My son’s birth was the polar opposite. Since my husband was less than useless during my daughter’s delivery, I asked my sister to be with me in the delivery room. My son was born at 39 weeks via C-section. My OB delivered him and it was a nearly perfect C-section except the anesthesiologist missed while giving the epidural and initially only numbed my left side.
It also really hurt and I broke out into a sweat, started shaking and nearly fainted.
However, once they got the epidural properly administered, the delivery occurred without a problem. My son came out with the most hilarious expression on his face as if to say, “Are you freaking kidding me? It’s cold a stink out her!” He then looked at each one of us and then let out a wail! Dr. Swenson the held him up by his legs, something about letting the fluid out of his lungs and he proceeded to pee around the entire delivery room.
When My OB went to stitch me up, that bleeding thing wanted to start up, so she had my son put to my breast and he nursed like a champ! Meanwhile, his nursing stimulated my uterus to contract and the bleeding was averted. While this delivery went much more smoothly, I had a much harder recovery. Nursing really made my C-section incision hurt and my back hurt for months after the delivery-about 6 months to be exact! Even now, almost 9 years later, on very rare occasions when I’m tired or have done a vigorous workout, I can feel EXACTLY where I had that epidural.
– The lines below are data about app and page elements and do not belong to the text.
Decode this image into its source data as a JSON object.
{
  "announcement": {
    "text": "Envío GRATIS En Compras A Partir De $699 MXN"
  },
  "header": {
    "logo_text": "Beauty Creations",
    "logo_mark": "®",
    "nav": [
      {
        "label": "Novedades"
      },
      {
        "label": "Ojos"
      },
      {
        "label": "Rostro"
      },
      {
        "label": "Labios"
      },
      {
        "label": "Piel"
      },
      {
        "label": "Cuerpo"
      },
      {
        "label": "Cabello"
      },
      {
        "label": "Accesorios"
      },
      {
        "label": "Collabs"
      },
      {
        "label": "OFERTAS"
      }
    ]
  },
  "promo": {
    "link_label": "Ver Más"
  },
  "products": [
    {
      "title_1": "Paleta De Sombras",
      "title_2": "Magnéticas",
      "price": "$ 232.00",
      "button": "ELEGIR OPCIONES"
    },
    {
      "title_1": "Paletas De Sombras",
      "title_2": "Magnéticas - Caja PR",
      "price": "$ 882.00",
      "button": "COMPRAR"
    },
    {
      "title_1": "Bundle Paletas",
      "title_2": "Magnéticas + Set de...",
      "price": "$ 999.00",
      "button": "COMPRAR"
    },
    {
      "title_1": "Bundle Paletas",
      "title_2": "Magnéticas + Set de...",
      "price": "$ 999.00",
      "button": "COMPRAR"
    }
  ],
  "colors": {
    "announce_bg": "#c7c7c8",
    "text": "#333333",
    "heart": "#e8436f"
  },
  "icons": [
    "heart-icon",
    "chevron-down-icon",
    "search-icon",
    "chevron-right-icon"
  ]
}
I’M A MOM!
What concerns you most about being a mom over 35 and how do you address these concerns?
Nothing really. For me, the problem was getting the kids here. Once I had them, I had no concerns whatsoever about raising them.
What do you enjoy most about being an older mom?
I think I’m much smarter. I didn’t worry about having the latest and greatest baby items. I was really clear about how I was going to do motherhood, so I didn’t get sucked up into the commercial/retail craze. Also, being a Physician Assistant, I don’t sweat colds and such. My kids are super healthy and each have had only one ear infection. I’m also much more savvy about their development and behaviors. I don’t sweat things that they do nearly as much as I would if I were a younger mom. Having practiced clinically for 8 years before becoming pregnant really gave me a level of knowledge and comfort I never would have had had I had children younger. I honestly feel I had my kids at the perfect age.
How has becoming a mom changed you?
I let go of a lot of superfluousness! Being single or even a newlywed, I worried about a lot of truly inconsequential things. Once I had kids, I could see a lot of that fluff for just what it was-superfluous fluff! I let it go. I gained a lot of wisdom and perspective having my kids.
What advice do you have for women considering motherhood after 35?
If you really want to do it, DO IT!! Don’t let people scare you with all sorts of statistics and “advanced maternal age” stuff. If you are healthy and there are no contraindications to you having children, go for it! Just realize that you may encounter a few more complications, but most are easily resolved. Take good care of yourself and you and your baby will most likely be fine!!
I truly believe that if you are meant to have children, you will. I say this because I have a cousin who had a baby at age 52, completely healthy, after having and losing a son at 18 to Sickle Cell Anemia. My little cousin was destined to come and come she did! If you really feel in your heart you are to have children, go for it! You wouldn’t have the desire if it wasn’t for you!
InSeason Mom Cynthia would like to thank Darlene for sharing her story! (Download my quick-read guide offering 30+ POSITIVE tips to cope while trying to conceive (after age 35) in your 40s https://gumroad.com/l/hfaIs )